(AVAILABLE RECORDS begins)

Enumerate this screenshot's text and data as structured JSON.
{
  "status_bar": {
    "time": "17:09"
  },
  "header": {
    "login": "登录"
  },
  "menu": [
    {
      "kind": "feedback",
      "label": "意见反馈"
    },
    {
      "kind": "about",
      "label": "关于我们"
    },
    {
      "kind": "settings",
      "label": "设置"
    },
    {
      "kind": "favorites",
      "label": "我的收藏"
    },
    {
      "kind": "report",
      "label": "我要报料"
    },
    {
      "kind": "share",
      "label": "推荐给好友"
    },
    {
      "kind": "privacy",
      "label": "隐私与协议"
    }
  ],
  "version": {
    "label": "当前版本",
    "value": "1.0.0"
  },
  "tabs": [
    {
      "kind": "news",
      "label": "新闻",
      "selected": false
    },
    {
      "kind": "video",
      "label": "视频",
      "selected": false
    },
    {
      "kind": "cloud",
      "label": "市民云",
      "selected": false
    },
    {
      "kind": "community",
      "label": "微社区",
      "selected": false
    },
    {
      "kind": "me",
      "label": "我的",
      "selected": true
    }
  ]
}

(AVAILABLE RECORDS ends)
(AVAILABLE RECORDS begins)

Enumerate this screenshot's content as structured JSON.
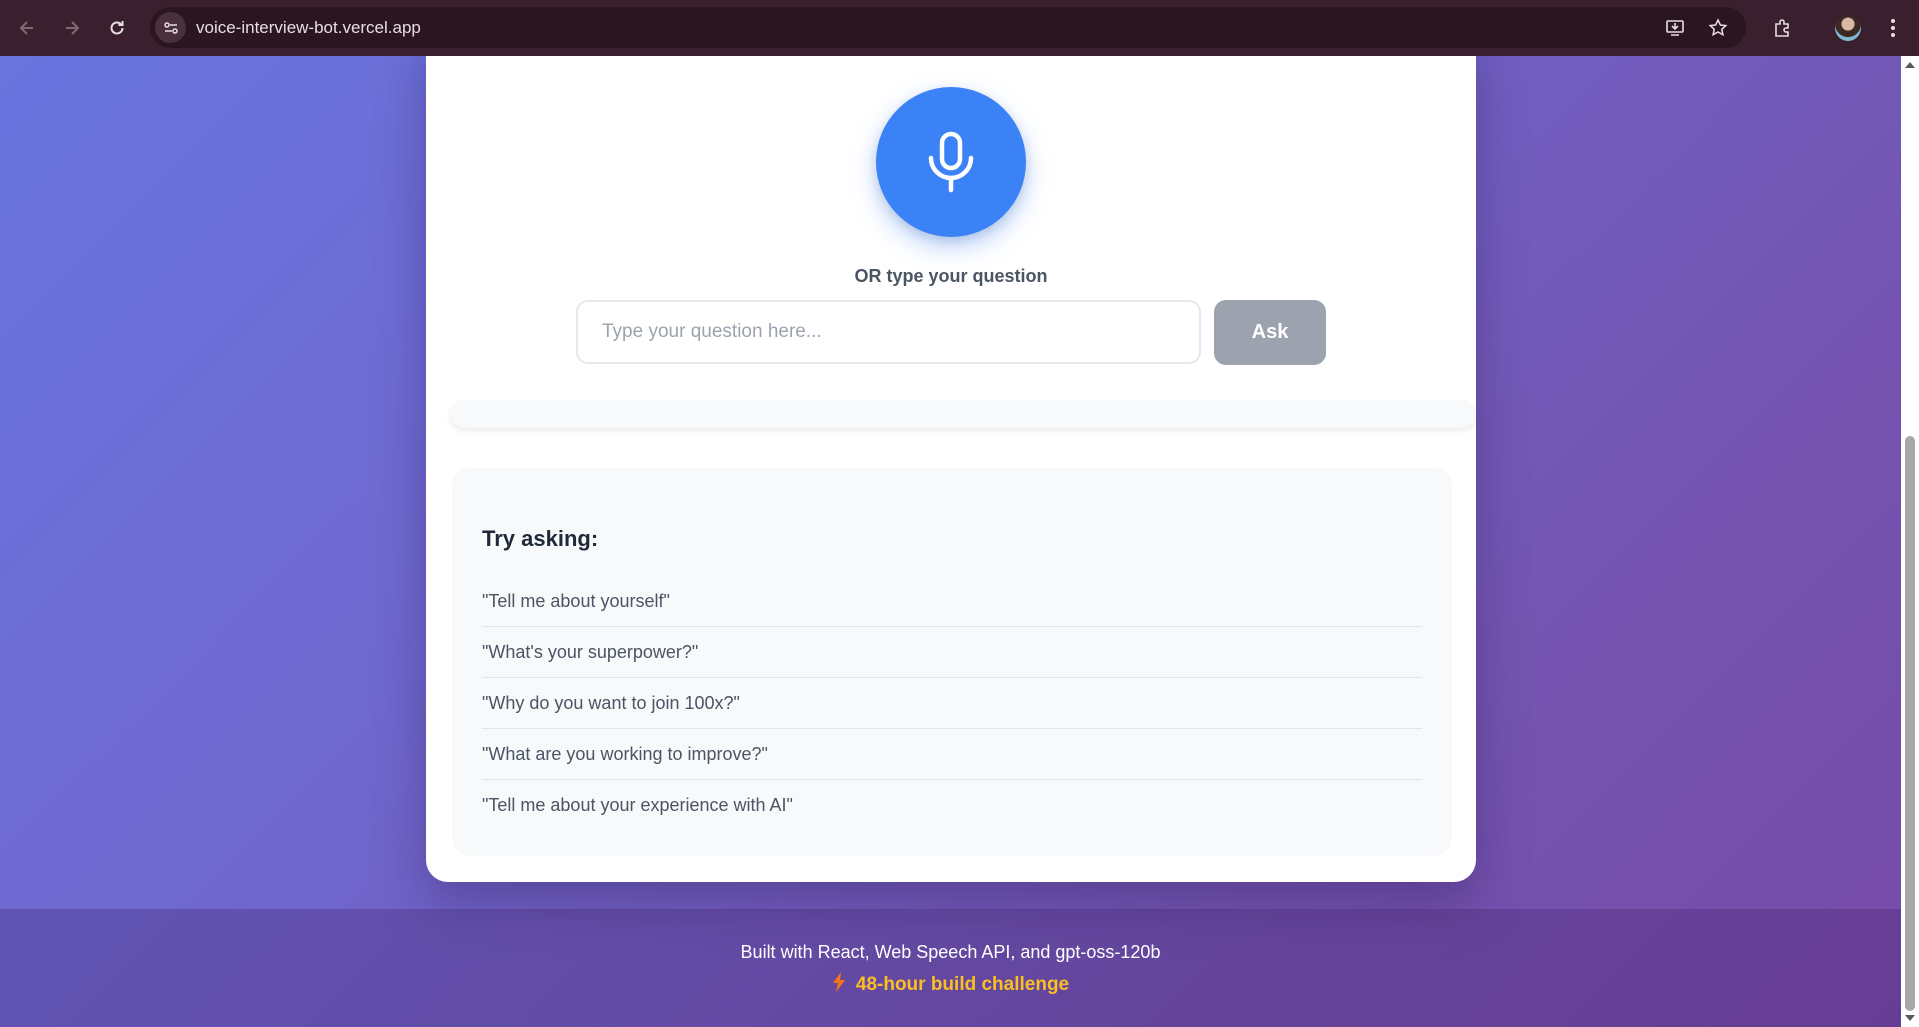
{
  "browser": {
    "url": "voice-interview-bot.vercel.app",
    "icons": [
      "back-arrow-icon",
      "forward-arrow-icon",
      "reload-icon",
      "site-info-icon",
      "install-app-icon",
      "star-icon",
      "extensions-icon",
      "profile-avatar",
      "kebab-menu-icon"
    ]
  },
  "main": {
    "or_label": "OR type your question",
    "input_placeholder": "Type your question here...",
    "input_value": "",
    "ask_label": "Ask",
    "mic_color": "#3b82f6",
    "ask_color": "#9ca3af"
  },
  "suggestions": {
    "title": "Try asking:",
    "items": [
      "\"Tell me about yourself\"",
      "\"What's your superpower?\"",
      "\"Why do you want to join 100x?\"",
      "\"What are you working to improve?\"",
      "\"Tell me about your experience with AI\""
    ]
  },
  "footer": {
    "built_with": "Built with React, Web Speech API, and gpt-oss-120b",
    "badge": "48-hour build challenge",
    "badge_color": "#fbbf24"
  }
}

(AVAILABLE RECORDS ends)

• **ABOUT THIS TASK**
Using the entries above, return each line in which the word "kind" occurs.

• **EXPECTED ANSWER**
      "kind": "feedback",
      "kind": "about",
      "kind": "settings",
      "kind": "favorites",
      "kind": "report",
      "kind": "share",
      "kind": "privacy",
      "kind": "news",
      "kind": "video",
      "kind": "cloud",
      "kind": "community",
      "kind": "me",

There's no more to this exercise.